#### [WHAT THE TASK ASKS]
Once the pictures are removed, return each record below exactly as written.

#### [Element data from apps and pages]
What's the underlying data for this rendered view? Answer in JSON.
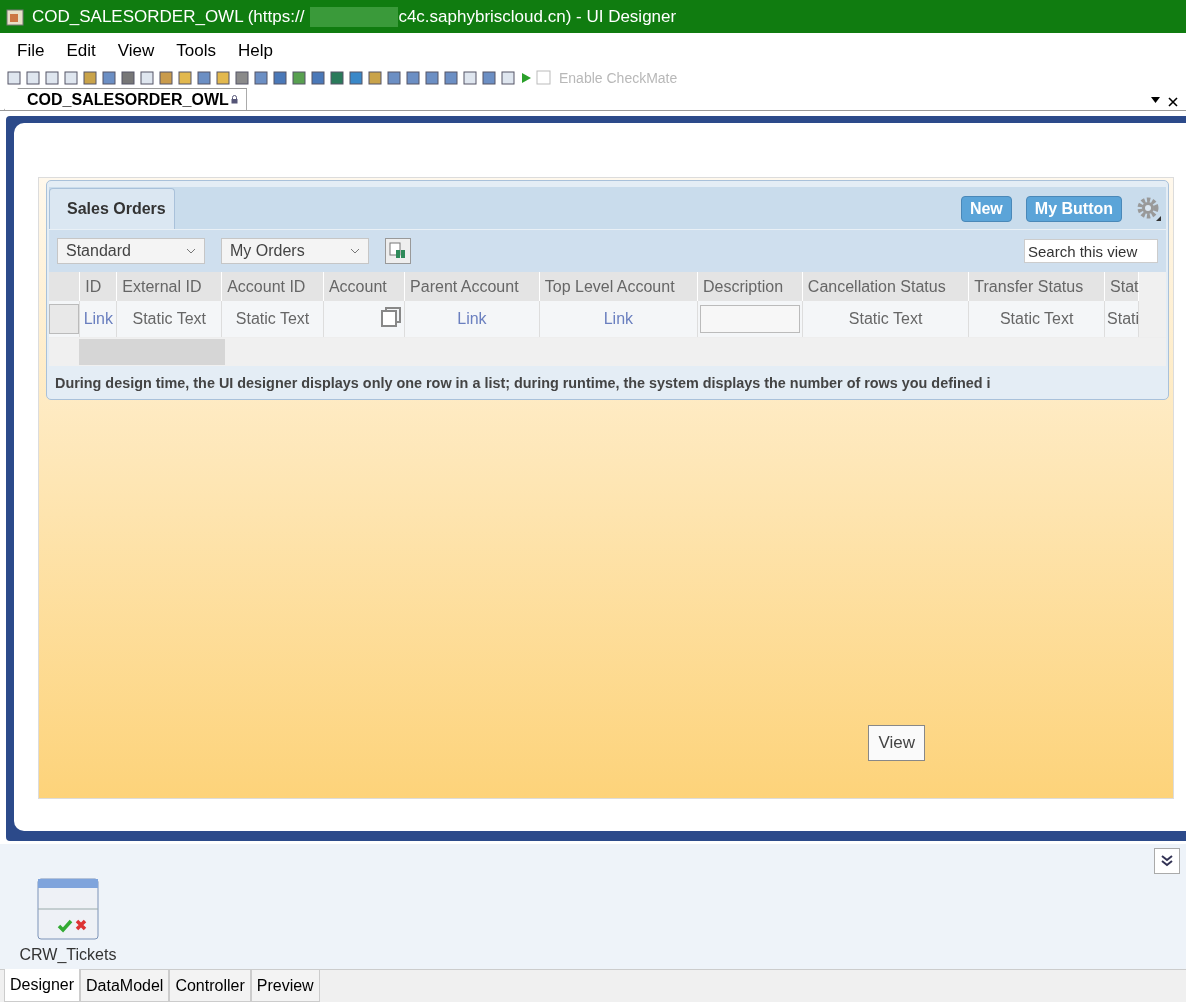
{
  "window": {
    "title_start": "COD_SALESORDER_OWL (https://",
    "title_end": "c4c.saphybriscloud.cn) - UI Designer"
  },
  "menu": [
    "File",
    "Edit",
    "View",
    "Tools",
    "Help"
  ],
  "toolbar": {
    "checkmate": {
      "label": "Enable CheckMate",
      "disabled": true
    }
  },
  "document_tab": {
    "label": "COD_SALESORDER_OWL",
    "locked": true
  },
  "panel": {
    "tabs": [
      {
        "label": "Sales Orders",
        "selected": true
      }
    ],
    "buttons": [
      "New",
      "My Button"
    ],
    "filters": [
      "Standard",
      "My Orders"
    ],
    "search": {
      "placeholder": "Search this view"
    },
    "table": {
      "columns": [
        "ID",
        "External ID",
        "Account ID",
        "Account",
        "Parent Account",
        "Top Level Account",
        "Description",
        "Cancellation Status",
        "Transfer Status",
        "Stat"
      ],
      "row": [
        {
          "kind": "link",
          "text": "Link"
        },
        {
          "kind": "text",
          "text": "Static Text"
        },
        {
          "kind": "text",
          "text": "Static Text"
        },
        {
          "kind": "icon"
        },
        {
          "kind": "link",
          "text": "Link"
        },
        {
          "kind": "link",
          "text": "Link"
        },
        {
          "kind": "input"
        },
        {
          "kind": "text",
          "text": "Static Text"
        },
        {
          "kind": "text",
          "text": "Static Text"
        },
        {
          "kind": "text",
          "text": "Stati"
        }
      ]
    },
    "note": "During design time, the UI designer displays only one row in a list; during runtime, the system displays the number of rows you defined i"
  },
  "view_button": "View",
  "components": [
    {
      "label": "CRW_Tickets"
    }
  ],
  "bottom_tabs": [
    {
      "label": "Designer",
      "selected": true
    },
    {
      "label": "DataModel",
      "selected": false
    },
    {
      "label": "Controller",
      "selected": false
    },
    {
      "label": "Preview",
      "selected": false
    }
  ]
}
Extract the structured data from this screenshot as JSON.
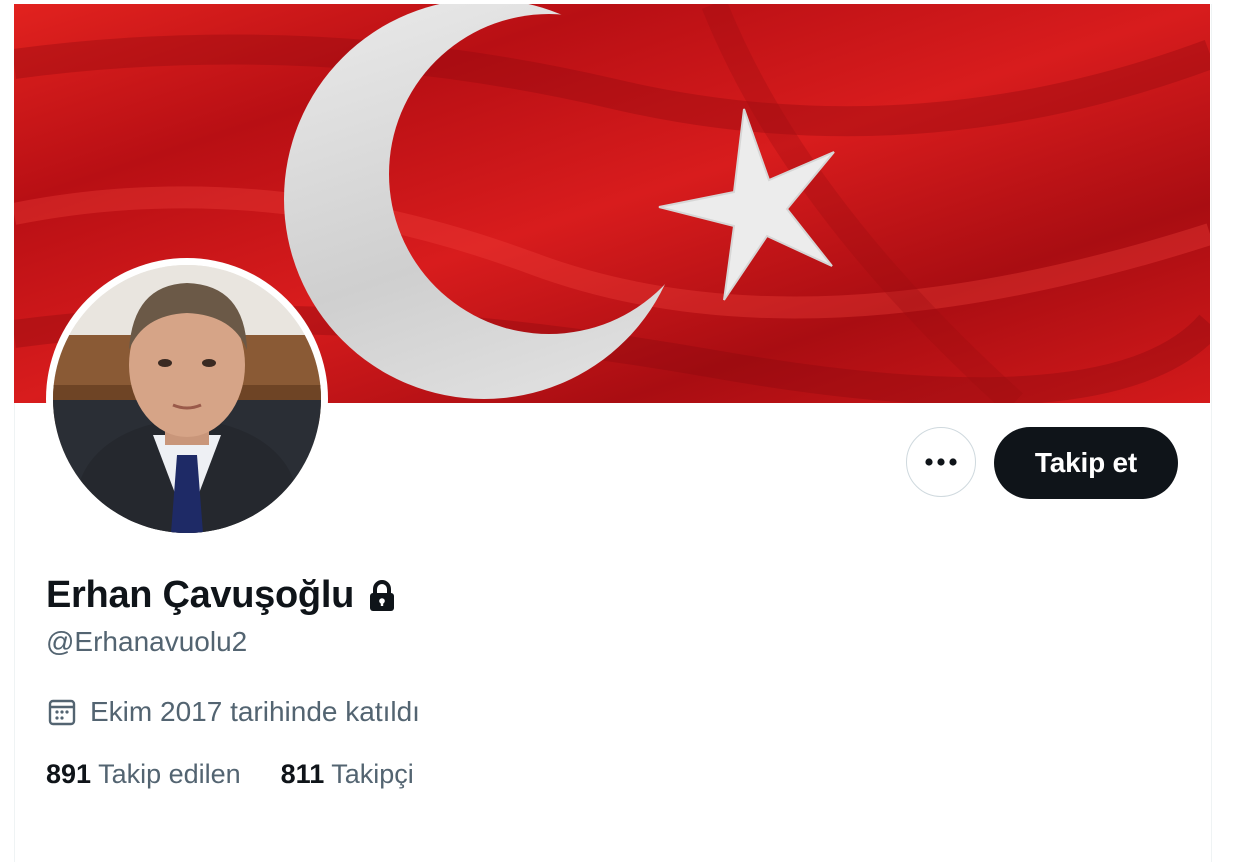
{
  "profile": {
    "display_name": "Erhan Çavuşoğlu",
    "handle": "@Erhanavuolu2",
    "joined": "Ekim 2017 tarihinde katıldı",
    "protected_icon": "lock-icon",
    "joined_icon": "calendar-icon"
  },
  "actions": {
    "more_icon": "more-options-icon",
    "follow_label": "Takip et"
  },
  "stats": {
    "following_count": "891",
    "following_label": "Takip edilen",
    "followers_count": "811",
    "followers_label": "Takipçi"
  },
  "colors": {
    "flag_red": "#c8161b",
    "button_dark": "#0f1419",
    "secondary_text": "#536471"
  }
}
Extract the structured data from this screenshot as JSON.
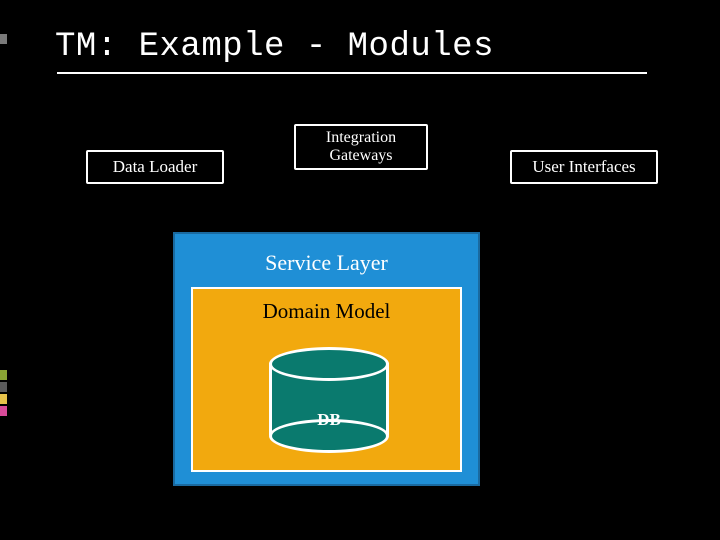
{
  "slide": {
    "title": "TM: Example - Modules"
  },
  "modules": {
    "data_loader": "Data Loader",
    "integration_gateways": "Integration\nGateways",
    "user_interfaces": "User Interfaces"
  },
  "layers": {
    "service_layer": "Service Layer",
    "domain_model": "Domain Model",
    "db": "DB"
  },
  "colors": {
    "service_layer_bg": "#1f8fd6",
    "domain_model_bg": "#f2a90e",
    "db_fill": "#0a7a6e"
  }
}
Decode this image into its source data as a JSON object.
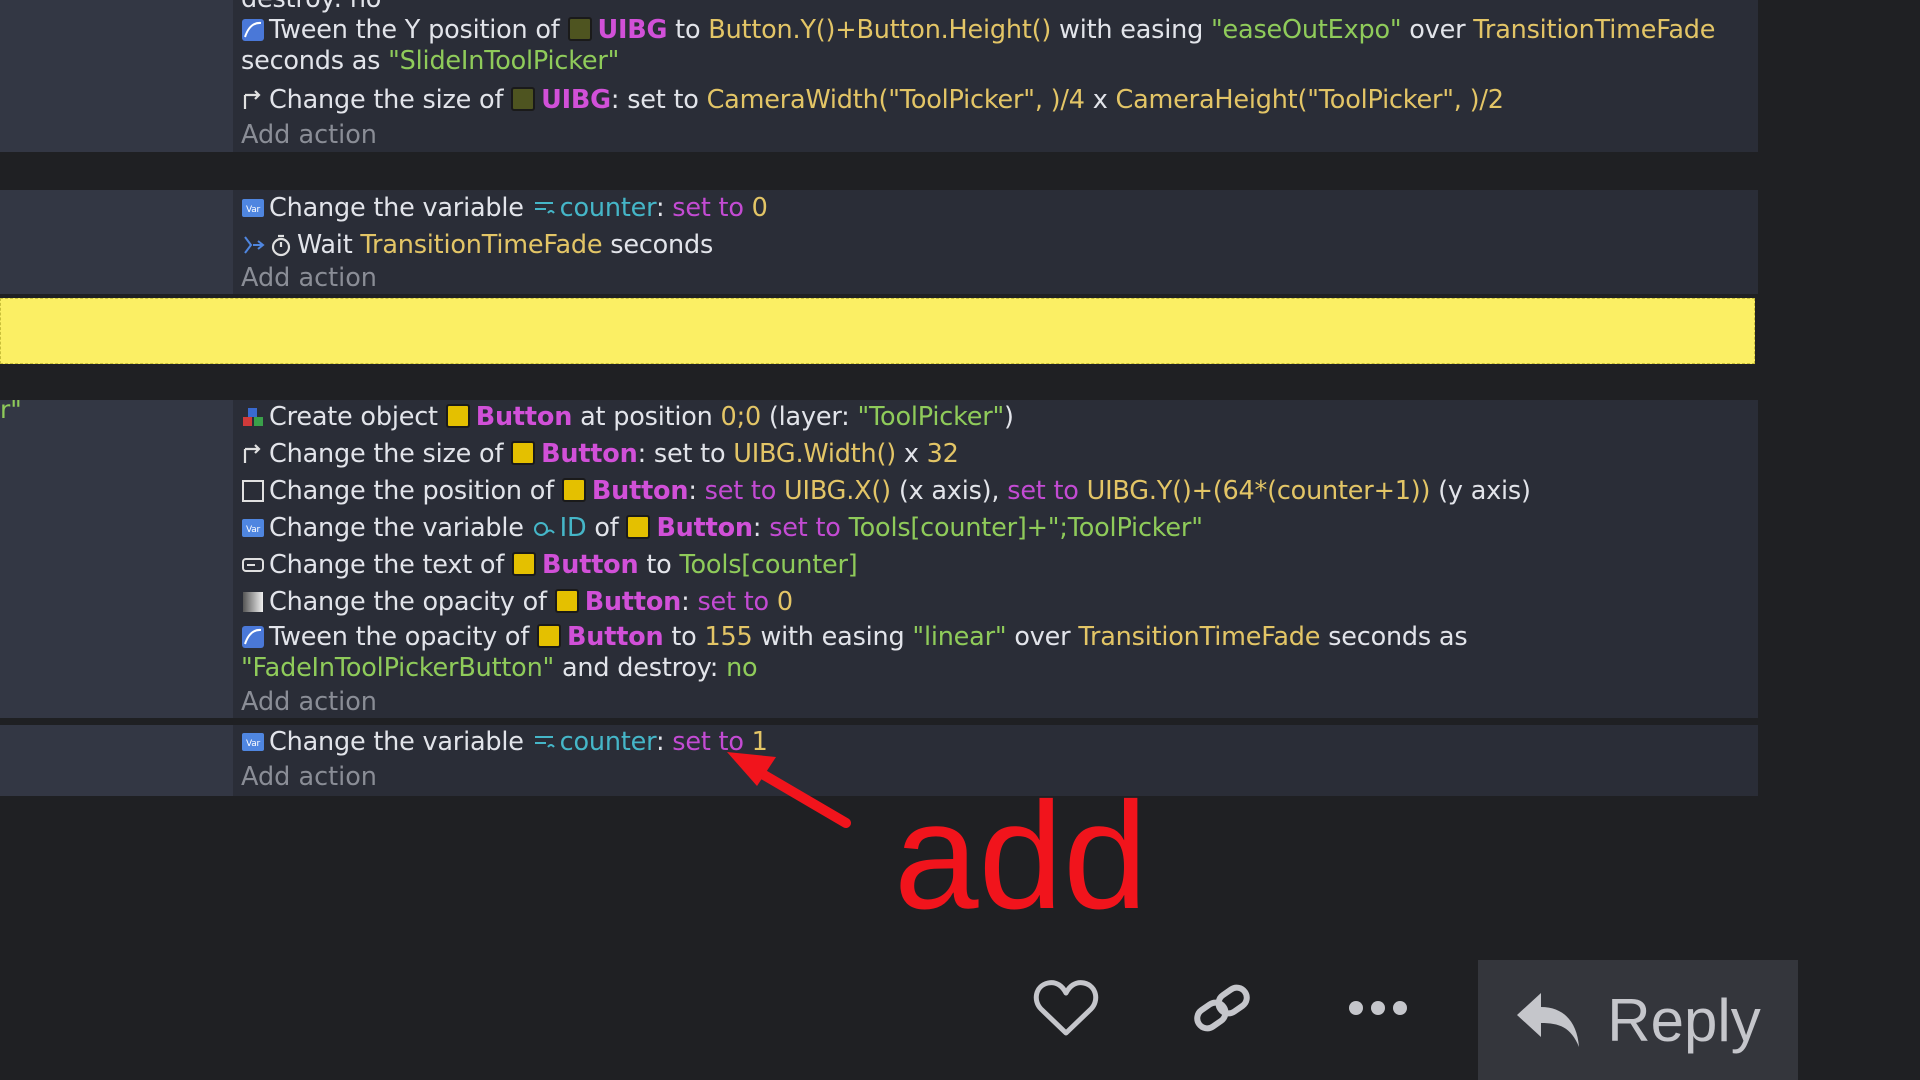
{
  "block1": {
    "cut_text": "destroy: no",
    "tween": {
      "pre": "Tween the Y position of ",
      "obj": "UIBG",
      "mid": " to ",
      "expr": "Button.Y()+Button.Height()",
      "mid2": " with easing ",
      "ease": "\"easeOutExpo\"",
      "mid3": " over ",
      "dur": "TransitionTimeFade",
      "post1": "seconds as ",
      "name": "\"SlideInToolPicker\""
    },
    "size": {
      "pre": "Change the size of ",
      "obj": "UIBG",
      "mid": ": set to ",
      "expr": "CameraWidth(\"ToolPicker\", )/4",
      "x": " x ",
      "expr2": "CameraHeight(\"ToolPicker\", )/2"
    },
    "add_action": "Add action"
  },
  "block2": {
    "var": {
      "pre": "Change the variable ",
      "name": "counter",
      "colon": ": ",
      "set": "set to",
      "val": "0"
    },
    "wait": {
      "pre": "Wait ",
      "dur": "TransitionTimeFade",
      "post": " seconds"
    },
    "add_action": "Add action"
  },
  "block3": {
    "cond_stub": "r\"",
    "create": {
      "pre": "Create object ",
      "obj": "Button",
      "mid": " at position ",
      "pos": "0;0",
      "mid2": " (layer: ",
      "layer": "\"ToolPicker\"",
      "post": ")"
    },
    "size": {
      "pre": "Change the size of ",
      "obj": "Button",
      "mid": ": set to ",
      "expr": "UIBG.Width()",
      "x": " x ",
      "val": "32"
    },
    "pos": {
      "pre": "Change the position of ",
      "obj": "Button",
      "colon": ": ",
      "set": "set to",
      "sp": " ",
      "xexpr": "UIBG.X()",
      "xaxis": " (x axis), ",
      "set2": "set to",
      "sp2": " ",
      "yexpr": "UIBG.Y()+(64*(counter+1))",
      "yaxis": " (y axis)"
    },
    "var": {
      "pre": "Change the variable ",
      "name": "ID",
      "of": " of ",
      "obj": "Button",
      "colon": ": ",
      "set": "set to",
      "sp": " ",
      "val": "Tools[counter]+\";ToolPicker\""
    },
    "text": {
      "pre": "Change the text of ",
      "obj": "Button",
      "mid": " to ",
      "val": "Tools[counter]"
    },
    "opacity": {
      "pre": "Change the opacity of ",
      "obj": "Button",
      "colon": ": ",
      "set": "set to",
      "sp": " ",
      "val": "0"
    },
    "tween": {
      "pre": "Tween the opacity of ",
      "obj": "Button",
      "mid": " to ",
      "val": "155",
      "mid2": " with easing ",
      "ease": "\"linear\"",
      "mid3": " over ",
      "dur": "TransitionTimeFade",
      "post1": " seconds as ",
      "name": "\"FadeInToolPickerButton\"",
      "post2": " and destroy: ",
      "destroy": "no"
    },
    "add_action": "Add action"
  },
  "block4": {
    "var": {
      "pre": "Change the variable ",
      "name": "counter",
      "colon": ": ",
      "set": "set to",
      "sp": " ",
      "val": "1"
    },
    "add_action": "Add action"
  },
  "annotation": {
    "text": "add",
    "color": "#f1141c"
  },
  "actions_bar": {
    "like_icon": "heart-icon",
    "link_icon": "link-icon",
    "more_icon": "ellipsis-icon",
    "reply_icon": "reply-arrow-icon",
    "reply_label": "Reply"
  },
  "colors": {
    "highlight": "#fbef64",
    "object": "#d150d8",
    "keyword": "#c34bd3",
    "number": "#e3c566",
    "string": "#8fcb5a",
    "variable": "#45b6c8"
  }
}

#### [EXERCISE RESPONSE]
What's the underlying data for this rendered view? Answer in JSON.
{
  "window": {
    "title_start": "COD_SALESORDER_OWL (https://",
    "title_end": "c4c.saphybriscloud.cn) - UI Designer"
  },
  "menu": [
    "File",
    "Edit",
    "View",
    "Tools",
    "Help"
  ],
  "toolbar": {
    "checkmate": {
      "label": "Enable CheckMate",
      "disabled": true
    }
  },
  "document_tab": {
    "label": "COD_SALESORDER_OWL",
    "locked": true
  },
  "panel": {
    "tabs": [
      {
        "label": "Sales Orders",
        "selected": true
      }
    ],
    "buttons": [
      "New",
      "My Button"
    ],
    "filters": [
      "Standard",
      "My Orders"
    ],
    "search": {
      "placeholder": "Search this view"
    },
    "table": {
      "columns": [
        "ID",
        "External ID",
        "Account ID",
        "Account",
        "Parent Account",
        "Top Level Account",
        "Description",
        "Cancellation Status",
        "Transfer Status",
        "Stat"
      ],
      "row": [
        {
          "kind": "link",
          "text": "Link"
        },
        {
          "kind": "text",
          "text": "Static Text"
        },
        {
          "kind": "text",
          "text": "Static Text"
        },
        {
          "kind": "icon"
        },
        {
          "kind": "link",
          "text": "Link"
        },
        {
          "kind": "link",
          "text": "Link"
        },
        {
          "kind": "input"
        },
        {
          "kind": "text",
          "text": "Static Text"
        },
        {
          "kind": "text",
          "text": "Static Text"
        },
        {
          "kind": "text",
          "text": "Stati"
        }
      ]
    },
    "note": "During design time, the UI designer displays only one row in a list; during runtime, the system displays the number of rows you defined i"
  },
  "view_button": "View",
  "components": [
    {
      "label": "CRW_Tickets"
    }
  ],
  "bottom_tabs": [
    {
      "label": "Designer",
      "selected": true
    },
    {
      "label": "DataModel",
      "selected": false
    },
    {
      "label": "Controller",
      "selected": false
    },
    {
      "label": "Preview",
      "selected": false
    }
  ]
}
Extract the structured data from this screenshot as JSON.
{
  "profile": {
    "display_name": "Erhan Çavuşoğlu",
    "handle": "@Erhanavuolu2",
    "joined": "Ekim 2017 tarihinde katıldı",
    "protected_icon": "lock-icon",
    "joined_icon": "calendar-icon"
  },
  "actions": {
    "more_icon": "more-options-icon",
    "follow_label": "Takip et"
  },
  "stats": {
    "following_count": "891",
    "following_label": "Takip edilen",
    "followers_count": "811",
    "followers_label": "Takipçi"
  },
  "colors": {
    "flag_red": "#c8161b",
    "button_dark": "#0f1419",
    "secondary_text": "#536471"
  }
}
Extract the structured data from this screenshot as JSON.
{
  "slide": {
    "title": "TM: Example - Modules"
  },
  "modules": {
    "data_loader": "Data Loader",
    "integration_gateways": "Integration\nGateways",
    "user_interfaces": "User Interfaces"
  },
  "layers": {
    "service_layer": "Service Layer",
    "domain_model": "Domain Model",
    "db": "DB"
  },
  "colors": {
    "service_layer_bg": "#1f8fd6",
    "domain_model_bg": "#f2a90e",
    "db_fill": "#0a7a6e"
  }
}
Decode this image into its source data as a JSON object.
{
  "block1": {
    "cut_text": "destroy: no",
    "tween": {
      "pre": "Tween the Y position of ",
      "obj": "UIBG",
      "mid": " to ",
      "expr": "Button.Y()+Button.Height()",
      "mid2": " with easing ",
      "ease": "\"easeOutExpo\"",
      "mid3": " over ",
      "dur": "TransitionTimeFade",
      "post1": "seconds as ",
      "name": "\"SlideInToolPicker\""
    },
    "size": {
      "pre": "Change the size of ",
      "obj": "UIBG",
      "mid": ": set to ",
      "expr": "CameraWidth(\"ToolPicker\", )/4",
      "x": " x ",
      "expr2": "CameraHeight(\"ToolPicker\", )/2"
    },
    "add_action": "Add action"
  },
  "block2": {
    "var": {
      "pre": "Change the variable ",
      "name": "counter",
      "colon": ": ",
      "set": "set to",
      "val": "0"
    },
    "wait": {
      "pre": "Wait ",
      "dur": "TransitionTimeFade",
      "post": " seconds"
    },
    "add_action": "Add action"
  },
  "block3": {
    "cond_stub": "r\"",
    "create": {
      "pre": "Create object ",
      "obj": "Button",
      "mid": " at position ",
      "pos": "0;0",
      "mid2": " (layer: ",
      "layer": "\"ToolPicker\"",
      "post": ")"
    },
    "size": {
      "pre": "Change the size of ",
      "obj": "Button",
      "mid": ": set to ",
      "expr": "UIBG.Width()",
      "x": " x ",
      "val": "32"
    },
    "pos": {
      "pre": "Change the position of ",
      "obj": "Button",
      "colon": ": ",
      "set": "set to",
      "sp": " ",
      "xexpr": "UIBG.X()",
      "xaxis": " (x axis), ",
      "set2": "set to",
      "sp2": " ",
      "yexpr": "UIBG.Y()+(64*(counter+1))",
      "yaxis": " (y axis)"
    },
    "var": {
      "pre": "Change the variable ",
      "name": "ID",
      "of": " of ",
      "obj": "Button",
      "colon": ": ",
      "set": "set to",
      "sp": " ",
      "val": "Tools[counter]+\";ToolPicker\""
    },
    "text": {
      "pre": "Change the text of ",
      "obj": "Button",
      "mid": " to ",
      "val": "Tools[counter]"
    },
    "opacity": {
      "pre": "Change the opacity of ",
      "obj": "Button",
      "colon": ": ",
      "set": "set to",
      "sp": " ",
      "val": "0"
    },
    "tween": {
      "pre": "Tween the opacity of ",
      "obj": "Button",
      "mid": " to ",
      "val": "155",
      "mid2": " with easing ",
      "ease": "\"linear\"",
      "mid3": " over ",
      "dur": "TransitionTimeFade",
      "post1": " seconds as ",
      "name": "\"FadeInToolPickerButton\"",
      "post2": " and destroy: ",
      "destroy": "no"
    },
    "add_action": "Add action"
  },
  "block4": {
    "var": {
      "pre": "Change the variable ",
      "name": "counter",
      "colon": ": ",
      "set": "set to",
      "sp": " ",
      "val": "1"
    },
    "add_action": "Add action"
  },
  "annotation": {
    "text": "add",
    "color": "#f1141c"
  },
  "actions_bar": {
    "like_icon": "heart-icon",
    "link_icon": "link-icon",
    "more_icon": "ellipsis-icon",
    "reply_icon": "reply-arrow-icon",
    "reply_label": "Reply"
  },
  "colors": {
    "highlight": "#fbef64",
    "object": "#d150d8",
    "keyword": "#c34bd3",
    "number": "#e3c566",
    "string": "#8fcb5a",
    "variable": "#45b6c8"
  }
}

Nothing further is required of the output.